An OBE goes to Terry Griffiths, the retired Welsh snooker player, who became world champion at his first attempt in 1979.
Peter Sallis said he was flattered to become an OBE
Soprano Emma Kirkby, who is among the new dames, heads the honours in entertainment.
Last of the Summer Wine actor Peter Sallis - the voice of Wallace in the Wallace and Gromit animated films - TV screenwriters Dick Clement and Ian La Frenais, and 1960s leading screen actress Sylvia Syms all become OBEs.
Sallis, 87, said of his honour for services to drama: "I'm flattered. I don't even dream about these things, which is probably just as well.... but it means a lot to me."
Carmen Munroe, an actress who has played an instrumental role in black British theatre, is also appointed an OBE.
CBEs go to Glastonbury Festival founder Michael Eavis and TV historian David Starkey, while London's Burning actor Glen Murphy is made an MBE.
Joe Corre will be following his mother Dame Vivienne Westwood to a Buckingham Palace investiture.
The founder of risque lingerie label Agent Provocateur and his partner Serena Rees have been made MBEs. Fashion designer Betty Jackson gets the same honour.
Hairdresser to the stars Nicky Clarke becomes an OBE, as does contemporary rose-breeder David Austin.
There is a CBE for Lt Col Duncan Green, director-general of Battersea Dogs and Cats Home, for services to animal welfare.
And an MBE goes to Johanna Beumer who founded Whittingham Kennels in north London to look after retired racing greyhounds.
Carers Denis and Ann Holder from Rotherfield, East Sussex, who have fostered more than 100 children over 32 years, are made MBEs.
And pensioner Edward Cooper, from east Belfast, becomes an MBE for services to the community.
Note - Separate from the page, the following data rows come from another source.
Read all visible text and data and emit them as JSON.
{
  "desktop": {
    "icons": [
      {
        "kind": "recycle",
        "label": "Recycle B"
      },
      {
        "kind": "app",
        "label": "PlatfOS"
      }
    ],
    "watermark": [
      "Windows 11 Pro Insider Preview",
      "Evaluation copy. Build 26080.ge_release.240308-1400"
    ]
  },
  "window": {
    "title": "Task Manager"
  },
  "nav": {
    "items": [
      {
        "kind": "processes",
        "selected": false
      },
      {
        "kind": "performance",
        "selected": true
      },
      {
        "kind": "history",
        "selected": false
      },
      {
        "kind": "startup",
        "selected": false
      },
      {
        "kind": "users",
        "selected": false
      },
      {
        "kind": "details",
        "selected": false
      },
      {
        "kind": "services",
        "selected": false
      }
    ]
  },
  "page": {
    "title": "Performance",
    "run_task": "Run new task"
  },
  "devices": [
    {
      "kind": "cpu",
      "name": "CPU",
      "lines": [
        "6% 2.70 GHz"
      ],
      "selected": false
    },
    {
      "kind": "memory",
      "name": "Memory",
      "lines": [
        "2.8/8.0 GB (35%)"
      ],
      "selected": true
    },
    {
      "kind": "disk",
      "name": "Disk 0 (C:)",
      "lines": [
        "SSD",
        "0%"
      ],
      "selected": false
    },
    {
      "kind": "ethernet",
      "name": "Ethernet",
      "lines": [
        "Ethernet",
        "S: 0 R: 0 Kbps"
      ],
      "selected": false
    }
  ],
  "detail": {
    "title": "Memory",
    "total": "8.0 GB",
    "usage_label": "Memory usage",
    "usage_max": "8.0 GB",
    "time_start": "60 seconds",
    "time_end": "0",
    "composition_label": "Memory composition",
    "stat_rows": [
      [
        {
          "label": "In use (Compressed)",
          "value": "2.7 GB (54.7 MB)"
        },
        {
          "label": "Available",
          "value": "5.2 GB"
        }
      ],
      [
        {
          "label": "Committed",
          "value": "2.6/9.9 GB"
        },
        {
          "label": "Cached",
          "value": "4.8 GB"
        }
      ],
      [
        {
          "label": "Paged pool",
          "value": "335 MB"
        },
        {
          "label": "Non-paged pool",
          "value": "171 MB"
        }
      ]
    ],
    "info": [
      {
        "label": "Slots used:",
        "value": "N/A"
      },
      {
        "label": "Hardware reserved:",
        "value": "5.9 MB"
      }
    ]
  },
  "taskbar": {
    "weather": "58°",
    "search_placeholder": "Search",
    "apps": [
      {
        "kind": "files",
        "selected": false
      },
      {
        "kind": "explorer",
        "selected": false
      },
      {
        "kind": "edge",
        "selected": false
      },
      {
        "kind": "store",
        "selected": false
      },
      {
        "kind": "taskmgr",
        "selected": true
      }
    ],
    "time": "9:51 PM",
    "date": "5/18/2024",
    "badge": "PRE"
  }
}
He has spent over half a century spending his own money on buying and distributing Christmas presents to underprivileged children.